The way that the VPN service knows that we referred you is through HTTP reference. This, in turn, allows us to receive a commission and helps pay our team to keep providing you with great content!
4. User Agent Data: User agents aren’t commonly discussed and are often misunderstood. Like cookies, though, user agent data is used to share information about your device to websites so they can market to you in the future.
Whenever you arrive on a website’s landing page, your browser exchanges data about your device with the website. This data typically includes information about your operating system and your IP address, which can be used to track you.

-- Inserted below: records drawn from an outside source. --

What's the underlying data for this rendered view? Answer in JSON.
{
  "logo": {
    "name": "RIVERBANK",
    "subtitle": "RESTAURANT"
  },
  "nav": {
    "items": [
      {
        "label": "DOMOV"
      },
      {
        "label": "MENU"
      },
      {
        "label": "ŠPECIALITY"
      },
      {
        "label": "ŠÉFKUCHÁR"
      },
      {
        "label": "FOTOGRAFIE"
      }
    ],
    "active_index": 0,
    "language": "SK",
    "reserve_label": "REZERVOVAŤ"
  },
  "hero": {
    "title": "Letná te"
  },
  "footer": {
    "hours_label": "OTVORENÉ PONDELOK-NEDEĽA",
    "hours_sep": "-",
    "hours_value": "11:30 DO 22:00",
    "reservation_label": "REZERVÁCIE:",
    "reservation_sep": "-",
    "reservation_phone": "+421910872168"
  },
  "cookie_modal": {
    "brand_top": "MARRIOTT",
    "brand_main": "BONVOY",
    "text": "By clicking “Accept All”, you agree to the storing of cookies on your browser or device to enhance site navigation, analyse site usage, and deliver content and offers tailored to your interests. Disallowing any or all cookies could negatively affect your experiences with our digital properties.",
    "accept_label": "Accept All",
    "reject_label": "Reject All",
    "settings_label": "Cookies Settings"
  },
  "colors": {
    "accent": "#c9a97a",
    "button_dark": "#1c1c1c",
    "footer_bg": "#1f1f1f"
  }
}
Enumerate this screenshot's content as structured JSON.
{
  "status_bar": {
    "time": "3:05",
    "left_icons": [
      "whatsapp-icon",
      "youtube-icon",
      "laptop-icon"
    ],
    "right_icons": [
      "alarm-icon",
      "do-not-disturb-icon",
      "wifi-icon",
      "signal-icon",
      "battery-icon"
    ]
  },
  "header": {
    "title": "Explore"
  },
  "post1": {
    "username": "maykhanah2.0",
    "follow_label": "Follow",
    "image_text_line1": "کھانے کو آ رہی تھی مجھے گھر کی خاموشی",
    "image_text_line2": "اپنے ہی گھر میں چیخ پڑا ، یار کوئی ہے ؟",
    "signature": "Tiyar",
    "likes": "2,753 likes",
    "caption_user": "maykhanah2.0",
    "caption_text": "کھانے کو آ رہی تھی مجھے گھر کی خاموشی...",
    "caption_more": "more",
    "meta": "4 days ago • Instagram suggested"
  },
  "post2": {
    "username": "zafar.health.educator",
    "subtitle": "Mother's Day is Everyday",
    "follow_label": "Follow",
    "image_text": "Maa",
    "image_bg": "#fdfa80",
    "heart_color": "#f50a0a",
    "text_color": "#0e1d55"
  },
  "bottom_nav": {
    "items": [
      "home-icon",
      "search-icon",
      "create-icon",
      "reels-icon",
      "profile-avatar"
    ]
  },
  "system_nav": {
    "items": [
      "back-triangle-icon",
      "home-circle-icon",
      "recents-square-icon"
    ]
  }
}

5. Your Browser Footprint: Another thing that many internet users don’t know about is that their browser itself can give them away! You see, your browser leaves a unique footprint that displays your personal settings and even your geographic location, based on your IP address.
6. GPS Location: Last but not least, your browser may be transmitting GPS data to websites you visit. The only way to prevent this is to turn off your device’s GPS location service. If you’re on a smartphone, this can usually be done by accessing the main drop-down menu from the home screen. If you’re on a laptop, you may have to access some deeper control settings.
Tips For Staying Anonymous Online
Alright, now that you know how websites know your location, let’s take a few minutes to go over some helpful tips that you can employ to stay anonymous online. Luckily, all of these methods are easy and/or affordable!
Use a Reputable VPN While Browsing
The best method, by far, for staying anonymous online is to connect your device to a virtual private network (VPN) while you’re browsing the internet or using web-based applications. A VPN is a secure, encrypted, and external server that re-routes all of your internet data and information through their server, which is located in another country or a different region of your own country.
This effectively masks your IP address, preventing websites from knowing your exact location. Some of the really nice VPN services, like CyberGhost VPN and Surfshark VPN, also feature built-in browser extensions that go above and beyond to prevent cookies from being stored on your device and prevent any other forms of website tracking.
Frequently Delete Your Browser’s Cookies
This is less of a solution and more of a “band-aid.” One way to at least limit websites’ ability to track your location is to frequently delta your browser cookies. This can be accomplished by accessing your privacy settings from within your browser. The obvious drawback of this method, though, is that cookies will continue to be embedded on your device unless you’re using a VPN or cookie blocker.
Browse In Incognito Mode
If you want to create a more private session and prevent any cookies from being stored on your device, then you can always activate your browser’s incognito mode. While you’re in incognito mode, no cookies will be stored on your browser and your internet history won’t be stored.
Use The Tor Browser
If you like the idea of a more secure, harder-to-track browser, then you might consider downloading the Tor browser on your device. Although the Tor browser is most commonly associated with browsing the dark web, it can also be used to access the regular “clearnet.”
What makes the Tor browser so appealing is that it masks your IP address (although not as effectively as a VPN server), doesn’t save your browsing history, doesn’t store cache data in your computer’s memory, and doesn’t allow sites to embed cookies.
Today, websites will do just about anything to improve their chances of marketing to you and get you to stay involved in the constant cycle of consumerism. However, the good news is that you can prevent websites from tracking you or knowing your location by using a good VPN while browsing, deleting your cookies, and practicing anonymous browsing techniques with the Tor browser.